Click on the image below to see a short video of what I see through my lens on the streets of New York and at MBFW.
I know I paint a picture of doom and hopelessness on the streets of New York. There is obviously another side to the American dream here, failed or otherwise. NY Mercedes-Benz Fashion Week is a sprawling, glittering circus of opulence and swagger and where I mostly earn my living. It is a corporate sponsored glam-fest where the movers and shakers in the world of fashion vie for pole position to grace the major retail outlets across the globe. PR companies, Designers, Hair and Make-up artists and some of the worlds most sought after models spend a few weeks of each year maximizing their potential and reaping the rewards. What they squander on refreshments would keep more than a few homeless families warm and fed for a year, and there is my dilemma. The two ends of this amazingly complicated human spectrum fascinates me, we are all the same at the beginning of our existence, but by the time our journey is coming to its end the differences made by the choices we have made, the society we have found ourselves in and the people who have influenced our lives are incalculable.
MBFW is over the top, crass, egocentric and some would consider it a massive waste of time, money and media coverage. It is also a necessary extravagance. Far removed from what is happening to others who spend their lives struggling to live from one day to the next. The lost and invisible are left behind while the lucky and gifted will soar into financial realms that are way beyond the average persons dreams. For ‘us’, in the middle of that swinging pendulum it helps to give some clarity our own perception of where we are in the great scheme of things as we focus on the important issues that, no matter how irrelevant to others, make our lives manageable and hopefully content. I am fortunate to play a small part in both worlds, photography is massively important to me, it drives me with a passion and the process continues to thrill me with every click of my (rather battered) Canon 5D.

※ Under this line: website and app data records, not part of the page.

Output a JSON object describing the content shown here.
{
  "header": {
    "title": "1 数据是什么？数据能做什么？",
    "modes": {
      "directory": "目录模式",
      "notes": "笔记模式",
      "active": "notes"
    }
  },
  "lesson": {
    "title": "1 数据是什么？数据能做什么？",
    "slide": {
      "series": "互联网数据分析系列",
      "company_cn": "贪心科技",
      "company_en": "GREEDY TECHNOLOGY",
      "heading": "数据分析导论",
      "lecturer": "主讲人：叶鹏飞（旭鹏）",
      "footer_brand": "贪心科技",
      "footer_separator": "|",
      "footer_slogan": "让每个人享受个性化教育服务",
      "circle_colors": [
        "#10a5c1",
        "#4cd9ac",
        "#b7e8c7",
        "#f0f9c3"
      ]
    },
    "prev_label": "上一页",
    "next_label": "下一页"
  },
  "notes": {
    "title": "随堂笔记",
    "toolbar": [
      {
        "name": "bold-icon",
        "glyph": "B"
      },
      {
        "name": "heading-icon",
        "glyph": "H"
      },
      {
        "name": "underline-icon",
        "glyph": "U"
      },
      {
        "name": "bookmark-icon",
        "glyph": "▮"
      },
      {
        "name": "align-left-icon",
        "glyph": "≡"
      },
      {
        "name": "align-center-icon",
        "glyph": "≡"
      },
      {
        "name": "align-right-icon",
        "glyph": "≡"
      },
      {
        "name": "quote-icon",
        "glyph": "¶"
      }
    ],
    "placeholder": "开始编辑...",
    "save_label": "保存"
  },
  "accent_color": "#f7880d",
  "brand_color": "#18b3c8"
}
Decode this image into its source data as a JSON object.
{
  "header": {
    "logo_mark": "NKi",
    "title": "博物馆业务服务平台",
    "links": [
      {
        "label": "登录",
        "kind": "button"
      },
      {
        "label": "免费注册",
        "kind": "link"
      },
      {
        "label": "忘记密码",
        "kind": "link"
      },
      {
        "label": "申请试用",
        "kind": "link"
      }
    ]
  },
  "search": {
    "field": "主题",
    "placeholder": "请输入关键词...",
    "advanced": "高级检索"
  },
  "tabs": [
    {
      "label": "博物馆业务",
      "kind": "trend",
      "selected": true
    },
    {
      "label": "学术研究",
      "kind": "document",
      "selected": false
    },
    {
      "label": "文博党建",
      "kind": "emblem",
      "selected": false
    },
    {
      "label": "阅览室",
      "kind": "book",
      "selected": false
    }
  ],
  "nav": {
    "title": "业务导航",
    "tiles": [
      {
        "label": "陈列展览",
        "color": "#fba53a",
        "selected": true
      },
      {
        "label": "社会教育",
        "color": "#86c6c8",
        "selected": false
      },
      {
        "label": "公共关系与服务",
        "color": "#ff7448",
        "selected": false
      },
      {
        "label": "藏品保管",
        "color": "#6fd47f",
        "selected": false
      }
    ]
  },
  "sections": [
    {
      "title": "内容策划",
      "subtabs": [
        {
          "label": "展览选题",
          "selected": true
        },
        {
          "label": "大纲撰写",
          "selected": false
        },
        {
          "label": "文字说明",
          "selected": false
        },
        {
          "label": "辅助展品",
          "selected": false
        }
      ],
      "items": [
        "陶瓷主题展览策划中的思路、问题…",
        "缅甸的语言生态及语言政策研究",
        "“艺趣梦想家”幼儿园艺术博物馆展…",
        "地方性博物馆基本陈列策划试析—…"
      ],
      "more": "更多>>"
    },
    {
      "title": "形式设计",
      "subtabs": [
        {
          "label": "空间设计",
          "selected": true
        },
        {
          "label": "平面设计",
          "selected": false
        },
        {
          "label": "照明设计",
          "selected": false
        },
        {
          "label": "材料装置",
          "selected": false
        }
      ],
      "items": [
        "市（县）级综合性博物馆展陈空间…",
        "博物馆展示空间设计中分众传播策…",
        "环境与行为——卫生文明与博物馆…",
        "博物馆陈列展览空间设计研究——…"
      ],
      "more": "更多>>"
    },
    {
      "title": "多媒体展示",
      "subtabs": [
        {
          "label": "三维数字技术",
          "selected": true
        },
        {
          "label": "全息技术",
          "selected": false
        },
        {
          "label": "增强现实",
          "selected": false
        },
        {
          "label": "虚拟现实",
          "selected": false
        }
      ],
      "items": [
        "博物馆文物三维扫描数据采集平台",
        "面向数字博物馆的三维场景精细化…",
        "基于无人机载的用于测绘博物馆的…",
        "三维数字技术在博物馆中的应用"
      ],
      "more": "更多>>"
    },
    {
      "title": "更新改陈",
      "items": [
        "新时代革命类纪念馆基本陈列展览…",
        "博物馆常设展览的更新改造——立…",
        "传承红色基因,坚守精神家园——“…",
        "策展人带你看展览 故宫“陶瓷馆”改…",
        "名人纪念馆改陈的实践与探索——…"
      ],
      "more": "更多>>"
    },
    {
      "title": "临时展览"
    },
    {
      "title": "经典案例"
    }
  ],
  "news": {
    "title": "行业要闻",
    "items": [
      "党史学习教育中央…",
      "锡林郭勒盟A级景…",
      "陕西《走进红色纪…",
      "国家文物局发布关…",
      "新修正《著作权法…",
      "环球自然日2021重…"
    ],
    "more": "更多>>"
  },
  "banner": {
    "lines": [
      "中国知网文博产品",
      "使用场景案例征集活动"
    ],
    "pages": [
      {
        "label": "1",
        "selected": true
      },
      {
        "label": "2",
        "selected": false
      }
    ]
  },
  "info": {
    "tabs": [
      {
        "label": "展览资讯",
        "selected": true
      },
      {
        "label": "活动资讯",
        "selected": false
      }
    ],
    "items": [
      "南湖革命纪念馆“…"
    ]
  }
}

As part of the ‘Homeless in America’ series, the Al Jazeera America network has filmed a short documentary on the wide ranging contrasts of my street/homeless photography and my work in the fashion industry, due to air very soon. If anyone has an interest in why, how and where I shoot the images I capture I would be happy to let you know when the broadcast dates are confirmed.
In keeping with the ‘Lust and Rum’ theme, here are some of my most recent images from ‘another world’. Planet fashion!
Vulgar of manner, overfed, Overdressed and underbred, Heartless, Godless, hell's delight, Rude by day and lewd by night; Bedwarfed the man, o'ergrown the brute, Ruled by boss and prostitute: Purple-robed and pauper-clad, Raving, rotting, money-mad; A squirming herd in Mammon's mesh, A wilderness of human flesh; Crazed by avarice, lust and rum, New York, thy name's "Delirium."
Byron Rufus Newton (1861-1938)